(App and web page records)
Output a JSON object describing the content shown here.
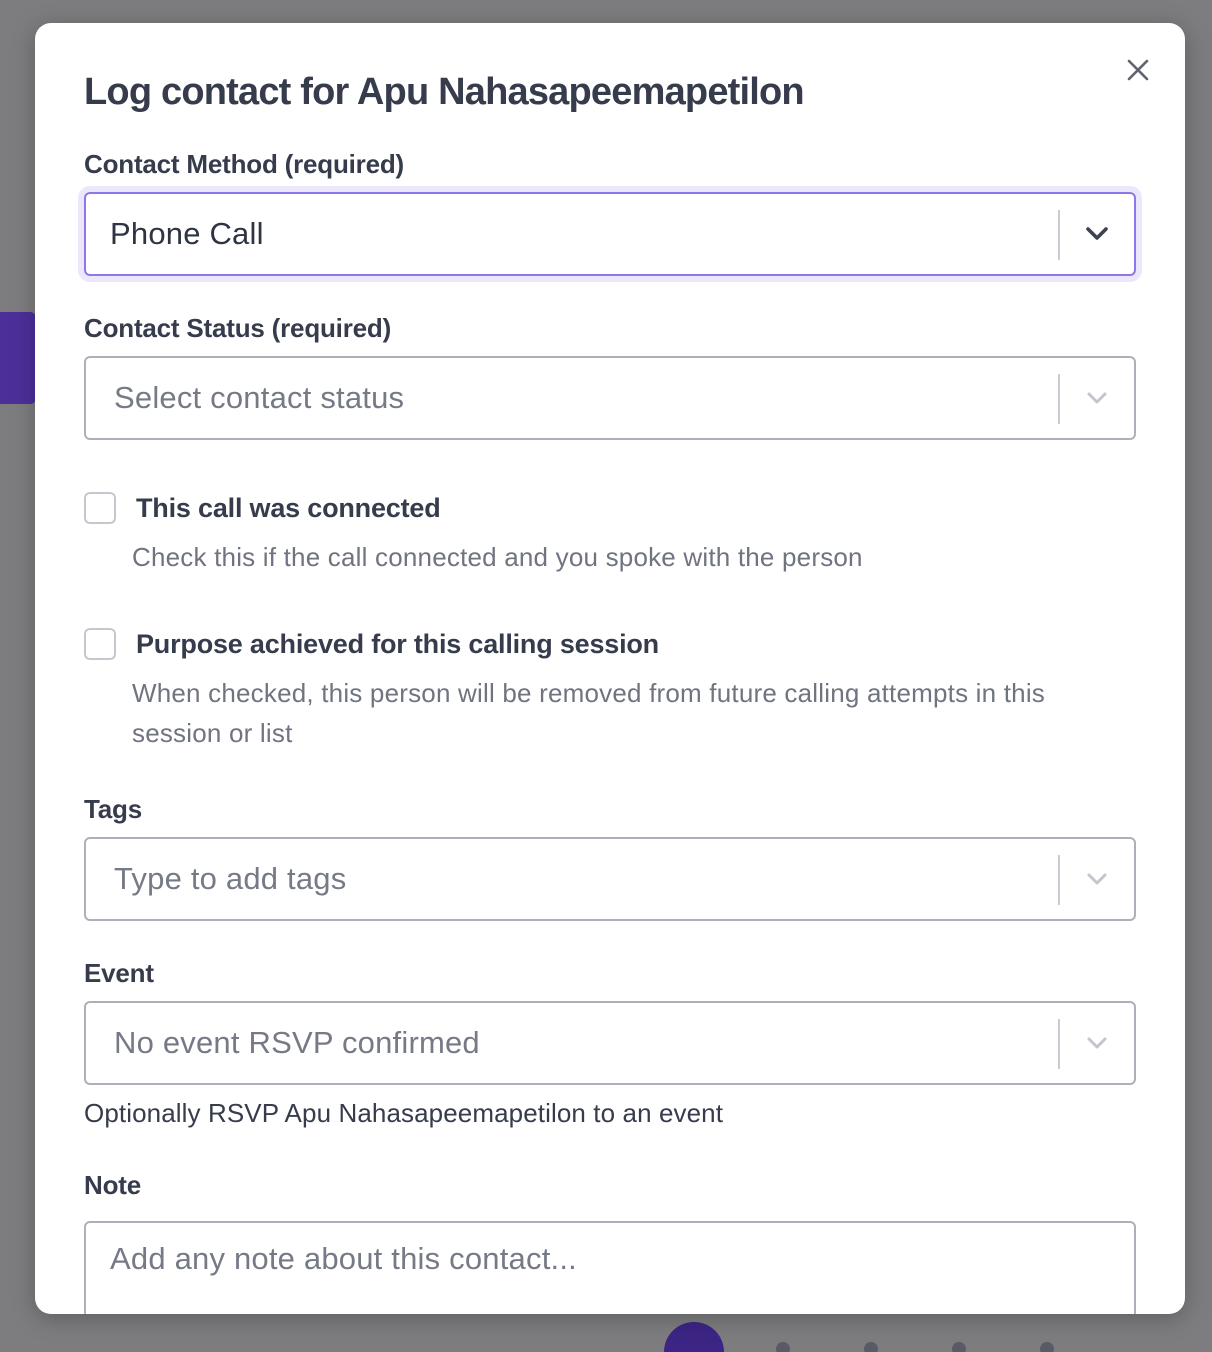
{
  "dialog": {
    "title": "Log contact for Apu Nahasapeemapetilon",
    "close_icon": "close-icon"
  },
  "contact_method": {
    "label": "Contact Method (required)",
    "selected": "Phone Call"
  },
  "contact_status": {
    "label": "Contact Status (required)",
    "placeholder": "Select contact status"
  },
  "call_connected": {
    "label": "This call was connected",
    "help": "Check this if the call connected and you spoke with the person",
    "checked": false
  },
  "purpose_achieved": {
    "label": "Purpose achieved for this calling session",
    "help": "When checked, this person will be removed from future calling attempts in this session or list",
    "checked": false
  },
  "tags": {
    "label": "Tags",
    "placeholder": "Type to add tags"
  },
  "event": {
    "label": "Event",
    "placeholder": "No event RSVP confirmed",
    "help": "Optionally RSVP Apu Nahasapeemapetilon to an event"
  },
  "note": {
    "label": "Note",
    "placeholder": "Add any note about this contact..."
  },
  "colors": {
    "focus_border": "#8f78e6",
    "focus_ring": "#ece7fc",
    "text_dark": "#363c4c",
    "text_muted": "#757a86"
  }
}
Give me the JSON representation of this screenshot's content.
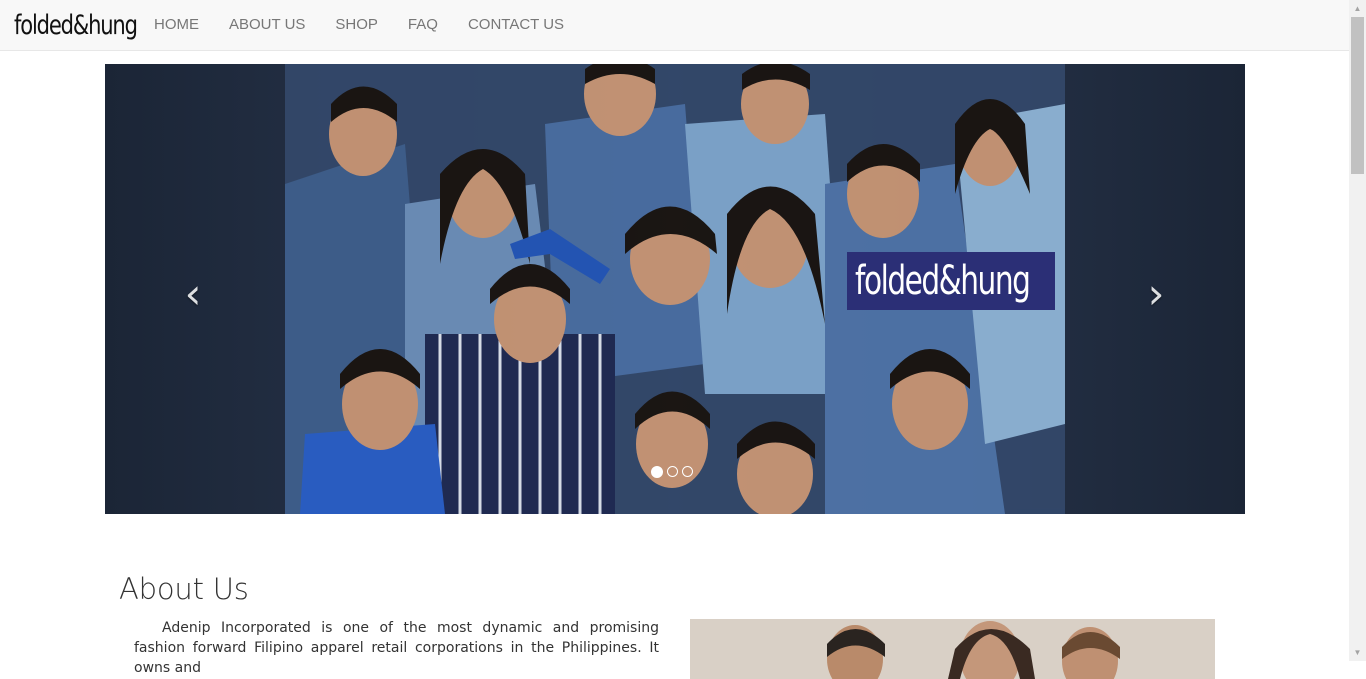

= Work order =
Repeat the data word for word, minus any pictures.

= Response box =
Output a JSON object describing the content shown here.
{
  "dialog": {
    "title": "Log contact for Apu Nahasapeemapetilon",
    "close_icon": "close-icon"
  },
  "contact_method": {
    "label": "Contact Method (required)",
    "selected": "Phone Call"
  },
  "contact_status": {
    "label": "Contact Status (required)",
    "placeholder": "Select contact status"
  },
  "call_connected": {
    "label": "This call was connected",
    "help": "Check this if the call connected and you spoke with the person",
    "checked": false
  },
  "purpose_achieved": {
    "label": "Purpose achieved for this calling session",
    "help": "When checked, this person will be removed from future calling attempts in this session or list",
    "checked": false
  },
  "tags": {
    "label": "Tags",
    "placeholder": "Type to add tags"
  },
  "event": {
    "label": "Event",
    "placeholder": "No event RSVP confirmed",
    "help": "Optionally RSVP Apu Nahasapeemapetilon to an event"
  },
  "note": {
    "label": "Note",
    "placeholder": "Add any note about this contact..."
  },
  "colors": {
    "focus_border": "#8f78e6",
    "focus_ring": "#ece7fc",
    "text_dark": "#363c4c",
    "text_muted": "#757a86"
  }
}
Give me the JSON representation of this screenshot's content.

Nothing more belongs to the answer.